“If (the summit) brings more awareness, it’s a good thing,” said Fitzsimmons. “But the movement has been out there, it’s just the masses have been growing larger and larger. They’re on the side of the camp that something must be done.

“The fact that the president has done (the summit) shows that he recognizes that it is a serious issue,” he added. “It may help additional facilitation and research. But the research has gone on long before the president’s involvement.”

Fitzsimmons said maybe more than anything else, the summit served as a benchmark to lay out what had already been done.

“The NFL grants that they talked about are ones that were already publicized a year or two ago, when the money was committed,” he said. “I’m not sure what good it does in new things, except for carry the message again.

“There is no limit to how many times you can tell people that if you bang your brain in contact sports, there may be some dire consequences as a result of that. It’s a serious problem in this country.”

Ongoing research

One of Fitzsimmons’ clients was former Pittsburgh Steelers Hall of Fame center Mike Webster. Webster’s autopsy was instrumental in furthering early brain injury research.

The Brain Injury Research Institute has autopsied the brains of more than 40 individuals, including former NFL players, WWE wrestlers, professional boxers, college and high school football players as well as military veterans.

Fitzsimmons also is a director of TauMark, a company that owns patent rights to the brain scanning isotope used to detect brain injury.

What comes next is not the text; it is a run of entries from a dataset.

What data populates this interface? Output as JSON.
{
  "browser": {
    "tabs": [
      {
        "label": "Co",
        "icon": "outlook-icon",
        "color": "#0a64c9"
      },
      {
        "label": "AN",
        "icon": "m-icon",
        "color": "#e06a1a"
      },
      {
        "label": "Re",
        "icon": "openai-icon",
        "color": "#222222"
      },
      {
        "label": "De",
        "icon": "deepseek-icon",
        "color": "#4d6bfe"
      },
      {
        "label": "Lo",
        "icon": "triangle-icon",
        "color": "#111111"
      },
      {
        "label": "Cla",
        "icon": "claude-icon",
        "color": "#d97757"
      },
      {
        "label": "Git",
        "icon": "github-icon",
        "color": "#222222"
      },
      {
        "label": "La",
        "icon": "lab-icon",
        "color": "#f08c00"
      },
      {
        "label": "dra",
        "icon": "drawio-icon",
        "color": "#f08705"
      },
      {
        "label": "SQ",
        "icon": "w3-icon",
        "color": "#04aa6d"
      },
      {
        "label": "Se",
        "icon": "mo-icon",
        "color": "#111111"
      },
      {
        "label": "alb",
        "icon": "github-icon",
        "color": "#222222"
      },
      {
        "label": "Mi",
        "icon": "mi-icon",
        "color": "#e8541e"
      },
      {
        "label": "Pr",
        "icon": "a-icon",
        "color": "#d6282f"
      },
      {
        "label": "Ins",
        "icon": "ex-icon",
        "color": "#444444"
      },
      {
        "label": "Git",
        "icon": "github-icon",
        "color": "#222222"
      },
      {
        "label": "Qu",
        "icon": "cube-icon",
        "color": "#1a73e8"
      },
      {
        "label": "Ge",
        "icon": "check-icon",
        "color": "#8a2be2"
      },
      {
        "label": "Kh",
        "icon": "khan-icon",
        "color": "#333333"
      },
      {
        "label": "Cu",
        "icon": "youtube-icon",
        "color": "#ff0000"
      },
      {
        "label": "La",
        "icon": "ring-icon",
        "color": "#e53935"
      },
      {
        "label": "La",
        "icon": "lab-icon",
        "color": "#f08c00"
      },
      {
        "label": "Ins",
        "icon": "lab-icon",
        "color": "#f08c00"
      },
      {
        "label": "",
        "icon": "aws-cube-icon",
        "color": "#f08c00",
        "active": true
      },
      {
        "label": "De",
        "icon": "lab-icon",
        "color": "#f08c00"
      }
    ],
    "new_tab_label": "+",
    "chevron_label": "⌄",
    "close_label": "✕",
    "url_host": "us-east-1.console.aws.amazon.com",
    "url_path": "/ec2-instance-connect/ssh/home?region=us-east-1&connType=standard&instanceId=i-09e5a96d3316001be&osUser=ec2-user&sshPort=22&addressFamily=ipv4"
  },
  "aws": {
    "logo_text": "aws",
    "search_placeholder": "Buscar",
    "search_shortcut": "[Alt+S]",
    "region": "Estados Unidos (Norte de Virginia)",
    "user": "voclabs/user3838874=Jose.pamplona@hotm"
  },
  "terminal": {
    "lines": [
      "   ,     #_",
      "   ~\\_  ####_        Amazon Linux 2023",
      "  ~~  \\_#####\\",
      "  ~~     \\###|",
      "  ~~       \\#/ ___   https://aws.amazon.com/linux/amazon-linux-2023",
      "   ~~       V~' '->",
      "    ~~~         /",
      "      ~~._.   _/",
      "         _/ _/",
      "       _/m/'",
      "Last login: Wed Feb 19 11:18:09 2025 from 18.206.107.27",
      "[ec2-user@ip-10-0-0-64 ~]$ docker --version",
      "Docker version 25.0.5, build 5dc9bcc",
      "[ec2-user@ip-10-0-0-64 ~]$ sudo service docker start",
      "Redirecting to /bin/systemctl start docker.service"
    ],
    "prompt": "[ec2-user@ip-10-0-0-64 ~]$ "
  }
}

“Congress is, in large part, responsible for really taking affirmative steps to assure that the people in charge of these contact sports do something,” Fitzsimmons said. “Back in October of 2009, various reps from NFL and research appeared before Congress. They basically threw down the gauntlet and asked ‘What are you going to do?’ and ‘How would you like for us to consider action by Congress if you don’t do something?’

“I think that at that time, (NFL commissioner) Roger Goodell acknowledged that there was a problem and they had to do something.”

Breakthrough coming?

Fitzsimmons said additional studies will produce new findings this summer.

“The data will be enlarged,” he said. “By increasing the data, you increase the accuracy of the findings that are made. The paper has been written and submitted for publication.”

While more is being learned about brain injuries, the promise of a breakthrough has all stakeholders looking now at how best to protect military personnel, children and athletes.

“Any time you’re involved in science and research, you’re excited about breakthroughs,” Fitzsimmons said. “You want the parents to be informed so they can make an informed decision about whether or not to let Johnny play (contact sports).

“Hopefully one of these days, we can come up with some kind of medication, or diet, therapy or treatment that can decrease the progression of the disease, or cure it.”